“He understood engineering and how machines working. Jonathan used to say how bits of his Meccano set would go missing and end up in a machine somewhere.”
Eventually Victor retired but the partnership between Jonathan and Lesley endured successfully for decades. In 1997 Jonathan became chair and CEO of Bettys with her assuming the role of deputy chair.
Nine years later the role of CEO and chair were separated, with Jonathan taking the former and Ms Wild the later.
A few years later Jonathan decided to step down altogether. He had become very involved environmental projects and today works as an author of children’s books.
“He had lots of things he wanted to do, so he walked away and I was left holding the baby, “ she jokes.
For Ms Wild and Bettys it is a journey now in its fourth decade.
During our interview she speaks to several customers about their day. Some of whom clearly know her and her role with the firm while to others she just seems another friendly patron.
She is warm with them all and eager to ensure they are having a great morning in the cafe.
It is a role that she says is some distance away from where she ever imagined she would end up, but one that she nevertheless takes very seriously.

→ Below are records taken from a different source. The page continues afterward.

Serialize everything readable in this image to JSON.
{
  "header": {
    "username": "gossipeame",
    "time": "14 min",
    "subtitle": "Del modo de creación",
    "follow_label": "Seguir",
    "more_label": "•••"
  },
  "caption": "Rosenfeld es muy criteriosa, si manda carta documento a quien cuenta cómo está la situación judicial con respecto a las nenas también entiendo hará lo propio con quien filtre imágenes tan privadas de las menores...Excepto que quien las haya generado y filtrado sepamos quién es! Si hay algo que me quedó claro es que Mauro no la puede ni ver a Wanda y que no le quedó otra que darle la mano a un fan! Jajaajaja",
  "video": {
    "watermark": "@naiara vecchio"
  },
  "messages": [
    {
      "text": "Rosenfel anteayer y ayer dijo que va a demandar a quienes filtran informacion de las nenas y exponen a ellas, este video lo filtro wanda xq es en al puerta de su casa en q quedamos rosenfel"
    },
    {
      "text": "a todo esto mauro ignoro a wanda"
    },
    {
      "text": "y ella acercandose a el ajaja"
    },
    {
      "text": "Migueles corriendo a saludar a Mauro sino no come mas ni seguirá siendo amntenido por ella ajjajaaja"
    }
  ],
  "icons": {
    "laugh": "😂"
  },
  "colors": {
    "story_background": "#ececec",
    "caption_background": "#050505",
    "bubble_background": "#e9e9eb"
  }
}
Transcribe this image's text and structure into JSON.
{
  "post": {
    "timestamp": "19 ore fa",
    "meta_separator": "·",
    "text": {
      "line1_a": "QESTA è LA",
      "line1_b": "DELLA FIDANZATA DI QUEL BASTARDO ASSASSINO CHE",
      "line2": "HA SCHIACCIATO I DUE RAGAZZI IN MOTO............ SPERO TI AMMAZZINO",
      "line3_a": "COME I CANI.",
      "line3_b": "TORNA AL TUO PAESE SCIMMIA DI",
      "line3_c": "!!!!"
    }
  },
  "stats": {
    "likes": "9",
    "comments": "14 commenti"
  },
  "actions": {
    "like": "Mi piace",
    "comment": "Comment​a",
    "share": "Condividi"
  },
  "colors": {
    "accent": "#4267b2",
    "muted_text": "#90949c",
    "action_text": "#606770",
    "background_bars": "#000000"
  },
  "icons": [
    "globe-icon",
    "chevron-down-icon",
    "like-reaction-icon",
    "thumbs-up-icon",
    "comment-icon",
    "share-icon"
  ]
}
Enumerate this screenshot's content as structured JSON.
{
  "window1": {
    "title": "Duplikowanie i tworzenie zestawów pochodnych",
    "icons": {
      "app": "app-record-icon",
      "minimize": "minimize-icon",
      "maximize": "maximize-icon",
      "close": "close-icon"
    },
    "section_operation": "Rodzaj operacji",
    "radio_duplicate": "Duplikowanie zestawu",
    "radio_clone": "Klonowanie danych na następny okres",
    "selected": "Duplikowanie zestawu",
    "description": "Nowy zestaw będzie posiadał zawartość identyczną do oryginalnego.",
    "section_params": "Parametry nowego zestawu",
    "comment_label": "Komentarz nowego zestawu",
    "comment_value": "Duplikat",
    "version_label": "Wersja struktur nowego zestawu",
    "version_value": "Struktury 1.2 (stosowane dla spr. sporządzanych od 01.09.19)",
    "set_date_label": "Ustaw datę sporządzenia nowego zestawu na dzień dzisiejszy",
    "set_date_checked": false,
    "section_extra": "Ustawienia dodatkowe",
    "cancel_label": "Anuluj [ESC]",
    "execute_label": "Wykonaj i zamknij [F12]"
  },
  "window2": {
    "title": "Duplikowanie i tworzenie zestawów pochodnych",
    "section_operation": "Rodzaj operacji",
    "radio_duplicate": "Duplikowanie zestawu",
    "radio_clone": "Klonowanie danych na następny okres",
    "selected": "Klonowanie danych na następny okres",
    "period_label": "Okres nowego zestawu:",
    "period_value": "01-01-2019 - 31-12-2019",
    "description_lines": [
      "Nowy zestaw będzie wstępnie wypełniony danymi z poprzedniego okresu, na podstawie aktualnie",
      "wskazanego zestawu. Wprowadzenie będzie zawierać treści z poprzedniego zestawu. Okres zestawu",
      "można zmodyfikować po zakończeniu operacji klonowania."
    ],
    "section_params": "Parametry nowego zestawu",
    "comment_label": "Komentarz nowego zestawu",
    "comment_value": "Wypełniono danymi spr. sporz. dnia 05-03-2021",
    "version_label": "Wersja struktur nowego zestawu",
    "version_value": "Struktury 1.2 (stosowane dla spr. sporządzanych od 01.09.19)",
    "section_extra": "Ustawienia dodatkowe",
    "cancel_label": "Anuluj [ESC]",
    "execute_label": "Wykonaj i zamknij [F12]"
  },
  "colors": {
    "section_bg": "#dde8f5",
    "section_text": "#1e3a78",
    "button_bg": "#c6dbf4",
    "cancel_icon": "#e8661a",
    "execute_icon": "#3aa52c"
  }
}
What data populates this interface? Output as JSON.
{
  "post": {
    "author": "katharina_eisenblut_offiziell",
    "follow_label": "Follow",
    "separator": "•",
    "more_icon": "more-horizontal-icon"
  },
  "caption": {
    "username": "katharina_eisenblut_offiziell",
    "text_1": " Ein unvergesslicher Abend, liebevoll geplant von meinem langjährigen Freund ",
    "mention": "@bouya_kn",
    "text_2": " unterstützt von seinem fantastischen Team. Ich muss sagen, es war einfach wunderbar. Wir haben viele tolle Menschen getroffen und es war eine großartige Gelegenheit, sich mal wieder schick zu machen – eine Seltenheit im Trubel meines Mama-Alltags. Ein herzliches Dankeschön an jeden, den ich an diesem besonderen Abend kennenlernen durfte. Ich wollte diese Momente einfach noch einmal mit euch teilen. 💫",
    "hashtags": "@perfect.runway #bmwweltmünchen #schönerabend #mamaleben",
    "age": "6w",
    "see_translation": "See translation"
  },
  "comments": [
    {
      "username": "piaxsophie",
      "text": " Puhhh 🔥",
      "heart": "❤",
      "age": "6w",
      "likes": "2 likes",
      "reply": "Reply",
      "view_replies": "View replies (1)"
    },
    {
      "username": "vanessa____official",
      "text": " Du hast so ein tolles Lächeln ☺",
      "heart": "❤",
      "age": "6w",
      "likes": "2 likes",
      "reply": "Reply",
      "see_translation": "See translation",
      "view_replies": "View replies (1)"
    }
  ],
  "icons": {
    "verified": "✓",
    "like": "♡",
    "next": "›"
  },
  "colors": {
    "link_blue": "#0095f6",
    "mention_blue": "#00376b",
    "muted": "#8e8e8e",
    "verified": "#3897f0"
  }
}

“I never expected to be here doing this job,” she said.
“It is a big responsibility and I do feel a great responsibility for the other shareholders. I always have in my head that I have to do the right thing by them.
“I am in an inlaw. I was not born into this business.
“It weighs heavily sometimes. But it is a joy.”
When asked what it takes to be a leader of the Bettys institution Ms Wild is very clear.
“We have a very strong philosophy. We want to be accessible to everyone.
“It doesn’t matter if you just come and have a cup of coffee or a three course meal - you are treated the same.
“That was very much Frederick Bellmont’s philosophy.
“This was an orphan who lost his parents at five, he had not had a sophisticated education, he was an immigrant.
“But he had a strong grasp of marketing, he really saw an opportunity. We still live by that philosophy to that day.
“We are only as good as the last cup of tea or poached egg we sell.
“A good reputation is easily lost. That is why we are so keen to preserve our point of difference and our quality.”
Last month the Bettys & Taylors Group reported record sales figures. Its tea rooms welcomed more than two million people through the doors and its share of the black tea and coffee markets remain very strong.
But for Ms Wild and her team of shareholders, the idea of establishing powerful growth in such a volatile market is not the priority.
In the last year alone national and regional chains like Jamie’s Italian and Filmore & Union have gone to the wall, Bettys is more interested in securing the next 100 years rather than exponential growth.
Ms Wild said: “Growing the business is not what we have been about as a group of shareholders. It has been about strengthening and maintaining what we have got and making sure it is safe and secure for the future.
“Because we are about quality and doing the best we can be, as well as doing what is right in the world, that is what drives the business.
“It is not about ,ore, more, more.”
When Ms Wild joined the business it employed circa 300 people. Today that figure is north of 1,500.
With such a strong reputation the obvious question arises as to whether the firm has ever consider expansion beyond the Broad Acres.
“We get approached all of the time to do things,” said Ms Wild.
“Every time some gets developed in Leeds we get asked.
“We always look then think ‘ I don’t think so’.”